[Opening EXERCISE INPUT section]
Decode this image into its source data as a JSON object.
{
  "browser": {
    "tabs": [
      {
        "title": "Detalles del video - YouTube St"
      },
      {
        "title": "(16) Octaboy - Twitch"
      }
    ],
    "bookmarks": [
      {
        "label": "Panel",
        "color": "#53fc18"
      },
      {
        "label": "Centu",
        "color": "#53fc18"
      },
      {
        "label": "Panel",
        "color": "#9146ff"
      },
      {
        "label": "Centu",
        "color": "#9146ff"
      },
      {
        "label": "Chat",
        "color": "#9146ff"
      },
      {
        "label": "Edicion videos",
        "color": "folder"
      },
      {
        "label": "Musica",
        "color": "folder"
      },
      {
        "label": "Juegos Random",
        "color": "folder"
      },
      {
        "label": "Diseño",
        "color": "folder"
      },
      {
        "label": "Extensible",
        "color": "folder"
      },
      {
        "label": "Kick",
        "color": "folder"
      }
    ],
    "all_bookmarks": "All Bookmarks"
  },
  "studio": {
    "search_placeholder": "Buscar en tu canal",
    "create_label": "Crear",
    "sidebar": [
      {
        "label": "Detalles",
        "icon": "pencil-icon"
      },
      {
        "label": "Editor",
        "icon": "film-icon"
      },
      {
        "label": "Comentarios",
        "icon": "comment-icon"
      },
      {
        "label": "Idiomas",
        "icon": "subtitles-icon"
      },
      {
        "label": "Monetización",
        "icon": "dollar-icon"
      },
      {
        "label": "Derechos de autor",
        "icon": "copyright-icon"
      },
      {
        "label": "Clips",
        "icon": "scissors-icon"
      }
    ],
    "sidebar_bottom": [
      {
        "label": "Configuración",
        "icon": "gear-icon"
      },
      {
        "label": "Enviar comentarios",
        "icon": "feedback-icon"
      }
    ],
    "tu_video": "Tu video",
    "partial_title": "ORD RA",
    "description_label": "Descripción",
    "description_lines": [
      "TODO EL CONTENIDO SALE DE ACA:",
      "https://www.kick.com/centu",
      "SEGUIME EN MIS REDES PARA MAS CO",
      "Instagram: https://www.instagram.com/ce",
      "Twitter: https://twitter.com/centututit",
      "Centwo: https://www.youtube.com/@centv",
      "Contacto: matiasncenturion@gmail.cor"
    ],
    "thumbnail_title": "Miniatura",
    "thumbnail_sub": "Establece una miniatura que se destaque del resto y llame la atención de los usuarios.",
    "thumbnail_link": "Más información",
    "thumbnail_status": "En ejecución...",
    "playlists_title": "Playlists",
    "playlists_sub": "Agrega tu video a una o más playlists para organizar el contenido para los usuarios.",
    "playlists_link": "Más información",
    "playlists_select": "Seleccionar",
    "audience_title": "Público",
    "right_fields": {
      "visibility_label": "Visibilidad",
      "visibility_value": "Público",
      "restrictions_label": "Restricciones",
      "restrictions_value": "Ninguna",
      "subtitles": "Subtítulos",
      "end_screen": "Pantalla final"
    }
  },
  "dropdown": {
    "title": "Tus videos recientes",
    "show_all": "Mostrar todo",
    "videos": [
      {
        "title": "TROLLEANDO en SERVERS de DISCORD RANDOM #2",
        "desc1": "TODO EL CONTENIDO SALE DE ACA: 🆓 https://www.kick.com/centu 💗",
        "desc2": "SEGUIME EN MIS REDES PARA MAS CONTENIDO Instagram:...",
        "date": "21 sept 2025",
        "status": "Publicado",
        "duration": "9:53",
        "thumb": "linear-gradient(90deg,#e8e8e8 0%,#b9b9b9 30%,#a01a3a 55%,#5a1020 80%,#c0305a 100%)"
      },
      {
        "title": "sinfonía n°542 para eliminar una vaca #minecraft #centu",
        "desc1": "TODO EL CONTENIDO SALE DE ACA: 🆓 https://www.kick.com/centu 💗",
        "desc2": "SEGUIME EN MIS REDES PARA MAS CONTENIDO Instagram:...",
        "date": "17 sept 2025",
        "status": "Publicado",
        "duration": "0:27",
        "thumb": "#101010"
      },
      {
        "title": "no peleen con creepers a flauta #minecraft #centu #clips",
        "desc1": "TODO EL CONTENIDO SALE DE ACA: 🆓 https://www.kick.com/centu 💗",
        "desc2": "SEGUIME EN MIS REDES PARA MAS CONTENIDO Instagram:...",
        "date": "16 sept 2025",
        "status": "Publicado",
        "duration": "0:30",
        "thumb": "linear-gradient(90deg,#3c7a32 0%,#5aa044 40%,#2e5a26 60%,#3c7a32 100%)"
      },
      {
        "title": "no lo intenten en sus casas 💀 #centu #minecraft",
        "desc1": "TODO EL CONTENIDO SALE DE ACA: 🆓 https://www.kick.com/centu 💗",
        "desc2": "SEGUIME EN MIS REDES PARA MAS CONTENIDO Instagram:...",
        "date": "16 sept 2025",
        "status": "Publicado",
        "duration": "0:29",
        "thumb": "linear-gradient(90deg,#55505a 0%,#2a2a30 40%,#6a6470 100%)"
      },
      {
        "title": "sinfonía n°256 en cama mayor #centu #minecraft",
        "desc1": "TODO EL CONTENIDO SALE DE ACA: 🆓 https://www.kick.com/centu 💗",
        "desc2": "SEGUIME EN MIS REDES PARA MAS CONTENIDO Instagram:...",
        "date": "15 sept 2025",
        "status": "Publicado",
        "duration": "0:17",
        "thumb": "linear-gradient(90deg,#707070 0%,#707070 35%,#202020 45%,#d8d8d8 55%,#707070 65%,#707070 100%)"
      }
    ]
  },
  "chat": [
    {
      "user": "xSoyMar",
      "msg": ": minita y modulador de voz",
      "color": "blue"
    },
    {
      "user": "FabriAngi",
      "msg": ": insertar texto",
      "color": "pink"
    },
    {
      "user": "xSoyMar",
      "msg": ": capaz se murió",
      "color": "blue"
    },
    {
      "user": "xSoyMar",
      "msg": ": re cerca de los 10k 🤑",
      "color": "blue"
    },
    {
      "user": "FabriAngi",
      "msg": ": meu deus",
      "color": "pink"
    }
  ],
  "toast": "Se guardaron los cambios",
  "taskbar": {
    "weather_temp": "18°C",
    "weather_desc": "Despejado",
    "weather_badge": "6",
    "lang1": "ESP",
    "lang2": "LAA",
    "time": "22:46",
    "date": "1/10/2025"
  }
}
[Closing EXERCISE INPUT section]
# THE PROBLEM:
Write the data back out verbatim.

# WRITTEN RESPONSE:
Decode this image into its source data as a JSON object.
{
  "browser": {
    "tabs": [
      {
        "title": "Detalles del video - YouTube St"
      },
      {
        "title": "(16) Octaboy - Twitch"
      }
    ],
    "bookmarks": [
      {
        "label": "Panel",
        "color": "#53fc18"
      },
      {
        "label": "Centu",
        "color": "#53fc18"
      },
      {
        "label": "Panel",
        "color": "#9146ff"
      },
      {
        "label": "Centu",
        "color": "#9146ff"
      },
      {
        "label": "Chat",
        "color": "#9146ff"
      },
      {
        "label": "Edicion videos",
        "color": "folder"
      },
      {
        "label": "Musica",
        "color": "folder"
      },
      {
        "label": "Juegos Random",
        "color": "folder"
      },
      {
        "label": "Diseño",
        "color": "folder"
      },
      {
        "label": "Extensible",
        "color": "folder"
      },
      {
        "label": "Kick",
        "color": "folder"
      }
    ],
    "all_bookmarks": "All Bookmarks"
  },
  "studio": {
    "search_placeholder": "Buscar en tu canal",
    "create_label": "Crear",
    "sidebar": [
      {
        "label": "Detalles",
        "icon": "pencil-icon"
      },
      {
        "label": "Editor",
        "icon": "film-icon"
      },
      {
        "label": "Comentarios",
        "icon": "comment-icon"
      },
      {
        "label": "Idiomas",
        "icon": "subtitles-icon"
      },
      {
        "label": "Monetización",
        "icon": "dollar-icon"
      },
      {
        "label": "Derechos de autor",
        "icon": "copyright-icon"
      },
      {
        "label": "Clips",
        "icon": "scissors-icon"
      }
    ],
    "sidebar_bottom": [
      {
        "label": "Configuración",
        "icon": "gear-icon"
      },
      {
        "label": "Enviar comentarios",
        "icon": "feedback-icon"
      }
    ],
    "tu_video": "Tu video",
    "partial_title": "ORD RA",
    "description_label": "Descripción",
    "description_lines": [
      "TODO EL CONTENIDO SALE DE ACA:",
      "https://www.kick.com/centu",
      "SEGUIME EN MIS REDES PARA MAS CO",
      "Instagram: https://www.instagram.com/ce",
      "Twitter: https://twitter.com/centututit",
      "Centwo: https://www.youtube.com/@centv",
      "Contacto: matiasncenturion@gmail.cor"
    ],
    "thumbnail_title": "Miniatura",
    "thumbnail_sub": "Establece una miniatura que se destaque del resto y llame la atención de los usuarios.",
    "thumbnail_link": "Más información",
    "thumbnail_status": "En ejecución...",
    "playlists_title": "Playlists",
    "playlists_sub": "Agrega tu video a una o más playlists para organizar el contenido para los usuarios.",
    "playlists_link": "Más información",
    "playlists_select": "Seleccionar",
    "audience_title": "Público",
    "right_fields": {
      "visibility_label": "Visibilidad",
      "visibility_value": "Público",
      "restrictions_label": "Restricciones",
      "restrictions_value": "Ninguna",
      "subtitles": "Subtítulos",
      "end_screen": "Pantalla final"
    }
  },
  "dropdown": {
    "title": "Tus videos recientes",
    "show_all": "Mostrar todo",
    "videos": [
      {
        "title": "TROLLEANDO en SERVERS de DISCORD RANDOM #2",
        "desc1": "TODO EL CONTENIDO SALE DE ACA: 🆓 https://www.kick.com/centu 💗",
        "desc2": "SEGUIME EN MIS REDES PARA MAS CONTENIDO Instagram:...",
        "date": "21 sept 2025",
        "status": "Publicado",
        "duration": "9:53",
        "thumb": "linear-gradient(90deg,#e8e8e8 0%,#b9b9b9 30%,#a01a3a 55%,#5a1020 80%,#c0305a 100%)"
      },
      {
        "title": "sinfonía n°542 para eliminar una vaca #minecraft #centu",
        "desc1": "TODO EL CONTENIDO SALE DE ACA: 🆓 https://www.kick.com/centu 💗",
        "desc2": "SEGUIME EN MIS REDES PARA MAS CONTENIDO Instagram:...",
        "date": "17 sept 2025",
        "status": "Publicado",
        "duration": "0:27",
        "thumb": "#101010"
      },
      {
        "title": "no peleen con creepers a flauta #minecraft #centu #clips",
        "desc1": "TODO EL CONTENIDO SALE DE ACA: 🆓 https://www.kick.com/centu 💗",
        "desc2": "SEGUIME EN MIS REDES PARA MAS CONTENIDO Instagram:...",
        "date": "16 sept 2025",
        "status": "Publicado",
        "duration": "0:30",
        "thumb": "linear-gradient(90deg,#3c7a32 0%,#5aa044 40%,#2e5a26 60%,#3c7a32 100%)"
      },
      {
        "title": "no lo intenten en sus casas 💀 #centu #minecraft",
        "desc1": "TODO EL CONTENIDO SALE DE ACA: 🆓 https://www.kick.com/centu 💗",
        "desc2": "SEGUIME EN MIS REDES PARA MAS CONTENIDO Instagram:...",
        "date": "16 sept 2025",
        "status": "Publicado",
        "duration": "0:29",
        "thumb": "linear-gradient(90deg,#55505a 0%,#2a2a30 40%,#6a6470 100%)"
      },
      {
        "title": "sinfonía n°256 en cama mayor #centu #minecraft",
        "desc1": "TODO EL CONTENIDO SALE DE ACA: 🆓 https://www.kick.com/centu 💗",
        "desc2": "SEGUIME EN MIS REDES PARA MAS CONTENIDO Instagram:...",
        "date": "15 sept 2025",
        "status": "Publicado",
        "duration": "0:17",
        "thumb": "linear-gradient(90deg,#707070 0%,#707070 35%,#202020 45%,#d8d8d8 55%,#707070 65%,#707070 100%)"
      }
    ]
  },
  "chat": [
    {
      "user": "xSoyMar",
      "msg": ": minita y modulador de voz",
      "color": "blue"
    },
    {
      "user": "FabriAngi",
      "msg": ": insertar texto",
      "color": "pink"
    },
    {
      "user": "xSoyMar",
      "msg": ": capaz se murió",
      "color": "blue"
    },
    {
      "user": "xSoyMar",
      "msg": ": re cerca de los 10k 🤑",
      "color": "blue"
    },
    {
      "user": "FabriAngi",
      "msg": ": meu deus",
      "color": "pink"
    }
  ],
  "toast": "Se guardaron los cambios",
  "taskbar": {
    "weather_temp": "18°C",
    "weather_desc": "Despejado",
    "weather_badge": "6",
    "lang1": "ESP",
    "lang2": "LAA",
    "time": "22:46",
    "date": "1/10/2025"
  }
}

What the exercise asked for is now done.